= Task to carry out =
Each line of the material that includes the string "ligula" counts once; report the total and nothing further.
==================================================
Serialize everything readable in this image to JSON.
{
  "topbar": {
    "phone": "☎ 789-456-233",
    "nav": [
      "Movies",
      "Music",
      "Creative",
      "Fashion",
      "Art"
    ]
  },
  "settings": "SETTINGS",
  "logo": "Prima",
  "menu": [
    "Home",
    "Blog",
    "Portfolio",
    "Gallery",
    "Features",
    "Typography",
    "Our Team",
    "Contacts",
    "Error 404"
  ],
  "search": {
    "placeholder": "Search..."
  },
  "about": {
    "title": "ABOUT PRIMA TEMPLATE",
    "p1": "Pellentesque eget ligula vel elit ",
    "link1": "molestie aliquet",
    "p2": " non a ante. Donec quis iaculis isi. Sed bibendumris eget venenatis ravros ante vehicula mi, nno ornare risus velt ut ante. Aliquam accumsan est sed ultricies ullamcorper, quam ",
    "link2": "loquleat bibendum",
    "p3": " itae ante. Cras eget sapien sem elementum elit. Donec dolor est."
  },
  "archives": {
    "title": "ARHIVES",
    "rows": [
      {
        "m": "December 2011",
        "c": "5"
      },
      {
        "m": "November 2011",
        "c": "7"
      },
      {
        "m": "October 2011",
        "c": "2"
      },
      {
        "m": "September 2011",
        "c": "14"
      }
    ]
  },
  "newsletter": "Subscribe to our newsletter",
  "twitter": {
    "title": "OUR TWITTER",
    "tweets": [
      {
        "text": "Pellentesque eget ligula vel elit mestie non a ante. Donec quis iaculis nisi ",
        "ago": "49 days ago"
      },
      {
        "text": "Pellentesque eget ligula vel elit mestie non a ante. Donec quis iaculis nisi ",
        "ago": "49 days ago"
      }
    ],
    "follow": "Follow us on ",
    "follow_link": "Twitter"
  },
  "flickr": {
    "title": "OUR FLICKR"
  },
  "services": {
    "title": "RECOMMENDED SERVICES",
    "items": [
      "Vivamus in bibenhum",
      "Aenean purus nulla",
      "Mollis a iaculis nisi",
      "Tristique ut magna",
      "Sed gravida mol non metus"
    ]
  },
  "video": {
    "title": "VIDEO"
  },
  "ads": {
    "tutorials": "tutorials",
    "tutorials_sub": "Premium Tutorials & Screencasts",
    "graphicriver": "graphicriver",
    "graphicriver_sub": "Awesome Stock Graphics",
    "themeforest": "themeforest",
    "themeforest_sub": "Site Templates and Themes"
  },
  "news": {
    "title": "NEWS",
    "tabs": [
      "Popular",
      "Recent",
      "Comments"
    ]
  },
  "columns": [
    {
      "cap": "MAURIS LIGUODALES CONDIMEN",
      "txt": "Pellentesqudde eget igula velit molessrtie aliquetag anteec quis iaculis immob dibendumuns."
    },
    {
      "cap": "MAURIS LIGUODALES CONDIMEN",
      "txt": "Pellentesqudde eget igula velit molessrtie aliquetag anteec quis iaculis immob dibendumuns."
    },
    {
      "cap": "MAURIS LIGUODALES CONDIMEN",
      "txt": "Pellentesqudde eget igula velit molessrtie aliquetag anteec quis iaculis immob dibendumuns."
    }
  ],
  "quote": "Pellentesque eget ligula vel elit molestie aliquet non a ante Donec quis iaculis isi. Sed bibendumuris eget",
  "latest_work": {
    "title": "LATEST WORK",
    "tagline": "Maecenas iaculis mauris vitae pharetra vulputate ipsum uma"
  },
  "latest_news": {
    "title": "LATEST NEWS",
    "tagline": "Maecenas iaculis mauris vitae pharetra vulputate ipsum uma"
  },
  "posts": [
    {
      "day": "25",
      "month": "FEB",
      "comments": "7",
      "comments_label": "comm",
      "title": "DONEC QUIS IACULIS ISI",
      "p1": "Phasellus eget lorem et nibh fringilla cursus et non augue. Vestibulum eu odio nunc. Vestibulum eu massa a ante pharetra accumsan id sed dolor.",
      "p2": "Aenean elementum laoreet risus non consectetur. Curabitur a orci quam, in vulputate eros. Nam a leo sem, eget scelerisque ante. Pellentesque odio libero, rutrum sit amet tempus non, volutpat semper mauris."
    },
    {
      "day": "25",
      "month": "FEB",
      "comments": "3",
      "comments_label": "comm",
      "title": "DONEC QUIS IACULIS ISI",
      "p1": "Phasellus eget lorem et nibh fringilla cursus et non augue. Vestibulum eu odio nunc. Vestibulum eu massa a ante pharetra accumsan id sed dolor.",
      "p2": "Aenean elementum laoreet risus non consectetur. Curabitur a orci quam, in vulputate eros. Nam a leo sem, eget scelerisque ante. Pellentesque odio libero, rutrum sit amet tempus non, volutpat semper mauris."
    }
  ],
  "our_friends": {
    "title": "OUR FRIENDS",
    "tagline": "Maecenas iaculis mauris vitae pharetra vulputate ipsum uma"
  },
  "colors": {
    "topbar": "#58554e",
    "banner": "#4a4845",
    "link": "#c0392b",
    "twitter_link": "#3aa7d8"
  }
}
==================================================
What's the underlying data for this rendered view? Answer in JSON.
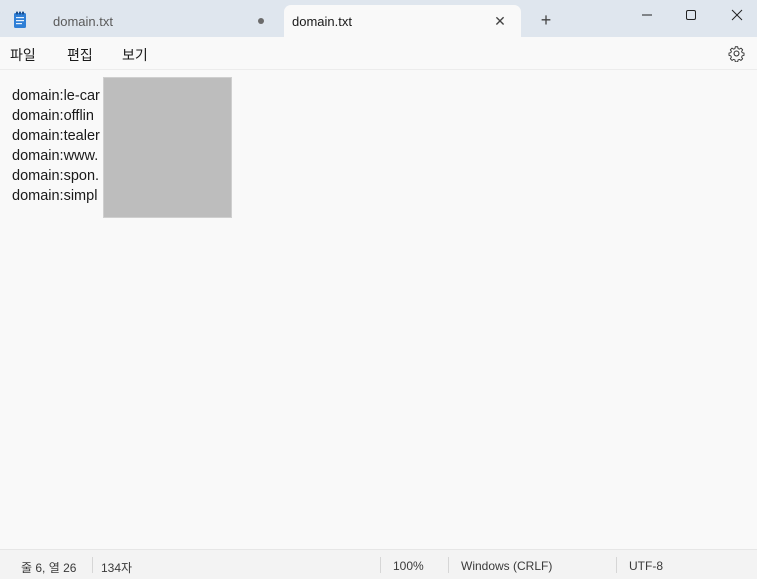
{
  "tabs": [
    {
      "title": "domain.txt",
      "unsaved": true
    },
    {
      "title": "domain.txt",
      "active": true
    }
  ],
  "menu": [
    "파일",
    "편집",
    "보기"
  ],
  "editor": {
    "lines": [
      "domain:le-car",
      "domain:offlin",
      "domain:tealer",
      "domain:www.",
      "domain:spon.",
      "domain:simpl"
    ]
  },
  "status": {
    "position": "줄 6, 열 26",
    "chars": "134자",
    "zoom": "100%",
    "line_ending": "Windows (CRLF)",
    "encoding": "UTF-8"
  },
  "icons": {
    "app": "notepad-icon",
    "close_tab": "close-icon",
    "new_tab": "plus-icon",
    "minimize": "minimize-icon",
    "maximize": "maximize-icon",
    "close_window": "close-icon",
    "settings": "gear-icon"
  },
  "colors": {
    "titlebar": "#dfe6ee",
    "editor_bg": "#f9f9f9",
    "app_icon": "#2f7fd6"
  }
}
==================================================
= Reply =
4